"LOXO-292 is a very selective RET inhibitor that also inhibits some of the resistance mechanisms, which makes it very interesting to look at," said Baas. "It has a very favorable toxicity profile. This looks promising, especially if you take into account the safety profile. There is hardly any grade 3 and no grade 4 reported here."
The phase I ARROW trial showed promise for BLU-667 across fusion partners.2The ORR in patients with NSCLC (n = 14) was 50%, which consisted of 5 confirmed PRs and 2 unconfirmed PRs. Thirty-six percent of patients also experienced stable disease. Activity was seen in patients with brain metastases and for those pretreated with other multikinase inhibitors.
Most AEs with BLU-667 were grade 1 in severity, with 16% of patients having a grade 3 treatment-related AE (TRAE). The most common grade 3 TEAEs were hypertension (8%) and neutropenia (4%). Enrollment in an expansion cohort of the ARROW study is ongoing, with a target enrollment for the full study of 115 patients (NCT03037385).
"This has shown broad activity against all kinds of RET partners," said Baas. "There is activity reported.
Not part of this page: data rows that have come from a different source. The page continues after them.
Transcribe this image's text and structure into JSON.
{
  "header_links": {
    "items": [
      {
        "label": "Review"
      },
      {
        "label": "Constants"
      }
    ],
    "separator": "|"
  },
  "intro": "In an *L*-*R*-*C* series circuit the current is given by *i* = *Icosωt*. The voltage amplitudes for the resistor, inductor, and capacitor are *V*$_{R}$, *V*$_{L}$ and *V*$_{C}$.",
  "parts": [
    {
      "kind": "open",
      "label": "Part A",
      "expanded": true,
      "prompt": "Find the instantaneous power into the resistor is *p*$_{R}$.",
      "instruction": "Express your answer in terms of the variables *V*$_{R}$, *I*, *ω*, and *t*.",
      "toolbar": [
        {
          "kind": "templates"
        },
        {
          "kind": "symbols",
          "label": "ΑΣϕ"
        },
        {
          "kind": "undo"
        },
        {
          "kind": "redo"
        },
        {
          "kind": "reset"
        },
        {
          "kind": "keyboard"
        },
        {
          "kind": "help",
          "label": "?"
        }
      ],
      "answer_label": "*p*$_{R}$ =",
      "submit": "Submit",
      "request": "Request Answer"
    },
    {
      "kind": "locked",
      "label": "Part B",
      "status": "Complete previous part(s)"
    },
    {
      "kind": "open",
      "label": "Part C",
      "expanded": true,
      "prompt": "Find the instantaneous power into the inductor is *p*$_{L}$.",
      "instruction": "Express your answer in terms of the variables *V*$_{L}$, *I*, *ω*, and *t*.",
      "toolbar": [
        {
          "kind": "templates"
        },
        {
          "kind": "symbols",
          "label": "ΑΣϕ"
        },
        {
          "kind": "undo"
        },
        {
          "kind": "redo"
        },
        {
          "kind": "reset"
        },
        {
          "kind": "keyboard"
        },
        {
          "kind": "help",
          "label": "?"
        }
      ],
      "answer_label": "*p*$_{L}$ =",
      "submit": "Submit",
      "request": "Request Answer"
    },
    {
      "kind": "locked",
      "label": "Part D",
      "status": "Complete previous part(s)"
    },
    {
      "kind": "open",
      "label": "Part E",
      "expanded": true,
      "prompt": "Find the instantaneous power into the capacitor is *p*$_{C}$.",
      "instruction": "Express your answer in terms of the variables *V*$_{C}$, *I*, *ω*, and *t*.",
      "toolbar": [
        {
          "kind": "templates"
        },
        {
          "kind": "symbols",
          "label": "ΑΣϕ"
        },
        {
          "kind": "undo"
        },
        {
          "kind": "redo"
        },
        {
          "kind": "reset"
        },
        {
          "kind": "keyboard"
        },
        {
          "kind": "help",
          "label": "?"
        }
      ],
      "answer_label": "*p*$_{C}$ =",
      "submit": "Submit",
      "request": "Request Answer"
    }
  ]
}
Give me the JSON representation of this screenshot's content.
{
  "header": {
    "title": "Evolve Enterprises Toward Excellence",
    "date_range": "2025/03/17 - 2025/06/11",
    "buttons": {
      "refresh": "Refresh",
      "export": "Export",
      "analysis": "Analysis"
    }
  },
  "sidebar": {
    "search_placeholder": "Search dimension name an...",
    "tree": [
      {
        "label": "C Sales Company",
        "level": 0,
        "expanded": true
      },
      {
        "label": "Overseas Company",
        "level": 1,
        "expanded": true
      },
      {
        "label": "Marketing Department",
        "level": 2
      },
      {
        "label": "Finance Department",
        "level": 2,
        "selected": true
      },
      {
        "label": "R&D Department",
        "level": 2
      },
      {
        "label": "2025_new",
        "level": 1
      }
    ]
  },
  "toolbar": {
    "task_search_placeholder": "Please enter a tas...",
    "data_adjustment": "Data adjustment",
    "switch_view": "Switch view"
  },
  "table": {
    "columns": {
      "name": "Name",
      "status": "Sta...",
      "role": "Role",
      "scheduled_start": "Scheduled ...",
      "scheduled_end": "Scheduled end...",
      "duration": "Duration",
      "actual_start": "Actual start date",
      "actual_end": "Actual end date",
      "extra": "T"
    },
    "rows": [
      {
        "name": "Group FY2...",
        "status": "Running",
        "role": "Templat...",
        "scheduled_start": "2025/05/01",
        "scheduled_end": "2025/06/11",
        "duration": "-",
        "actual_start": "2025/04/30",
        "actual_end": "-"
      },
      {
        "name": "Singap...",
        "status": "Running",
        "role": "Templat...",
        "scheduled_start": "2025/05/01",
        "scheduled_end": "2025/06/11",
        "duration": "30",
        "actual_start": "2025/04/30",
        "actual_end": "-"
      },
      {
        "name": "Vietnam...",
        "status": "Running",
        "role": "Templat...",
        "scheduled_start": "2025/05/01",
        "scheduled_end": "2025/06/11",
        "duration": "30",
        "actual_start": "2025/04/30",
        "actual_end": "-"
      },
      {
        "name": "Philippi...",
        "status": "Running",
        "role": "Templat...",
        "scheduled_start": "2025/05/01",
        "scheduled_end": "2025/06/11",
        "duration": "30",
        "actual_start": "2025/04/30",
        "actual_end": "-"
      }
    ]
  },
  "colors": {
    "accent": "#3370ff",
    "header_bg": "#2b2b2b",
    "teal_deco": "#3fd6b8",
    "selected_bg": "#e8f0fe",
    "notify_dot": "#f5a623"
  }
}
The toxicity is just like LOXO-292, there's no grade 4 or 5 reported. Only some grade 3 toxicity, like hypertension and ALT increase has been shown."
For the third RET inhibitor, RXDX-105, results from a phase Ib study were reported in 2017.3In patients with non-KIF5B RETfusion-positive NSCLC (n = 8), the ORR was 75% (95% CI, 34.9%-96.8%). However, in those withRET-KIF5Bfusions (n = 14), which is the most common fusion partner, there were no responses, with 3 patients having stable disease.
Adverse events with RXDX-105 were mild, with serious AEs experienced by 9% of patients. The most common grade ≥3 TRAEs across all patients and doses utilized so far (n = 152) included rash (10%), hypophosphatemia (7%), elevated alanine aminotransferase (7%), diarrhea (4%), and elevated aspartate aminotransferase (4%).
"Of 8 patients, 75% had a response. Of course, small numbers, but there was a very long duration of response," said Baas. "Toxicity is limited. There is more grade 3 reported but no grade 4 or grade 5 toxicity."Prior to the more selective RET inhibitors, multikinase inhibitors targeting RET and other kinases showed some activity in previous studies, specifically vandetanib (Caprelsa) and cabozantinib (Cometriq), which are both approved for medullary thyroid cancer. Additionally, alectinib (Alecensa), which is FDA-approved for ALK-positive NSCLC, has also shown activity againstRETalterations.
"These are showing, that in small number of patients, you can have overall responses from 18% all the way up to 53%, but the median progression-free survival is somewhere around 5 months," said Baas.
In a phase II study exploring cabozantinib for patients withRET-rearranged NSCLC,4the ORR was 28%, with a median progression-free survival (PFS) of 5.5 months and a median overall survival of 9.9 months. A phase II study is currently enrolling to further explore cabozantinib in NSCLC, forRETand other genotypes (NCT01639508).
Vandetanib has been the topic of 2 clinical studies forRET-positive NSCLC. In the first,5the agent showed an ORR of 18%, with a median PFS of 4.5 months and a median OS of 11.6 months. In the second study,6the ORR was 53% and the median PFS and OS were 4.7 months and 11.1 months, respectively.
In a small 4-patient study,7half of patients had a radiographic response to alectinib, and 1 had stable disease lasting 6 weeks. The other patient had primary progressive disease. The phase II ALERT-lung trial is currently enrolling patients withRET-rearranged NSCLC to further investigate the role of alectinib in this setting (NCT03445000).
Additionally, several other multikinase inhibitors are under exploration for their potential role inRET-rearranged NSCLC, namely ponatinib and lenvatinib. These studies remain ongoing. At this point, the most common resistance mechanisms to these therapies have been drug efflux pumps, EGFR pathway compensatory activation, and bypass pathways by ERK and AKT, Baas noted.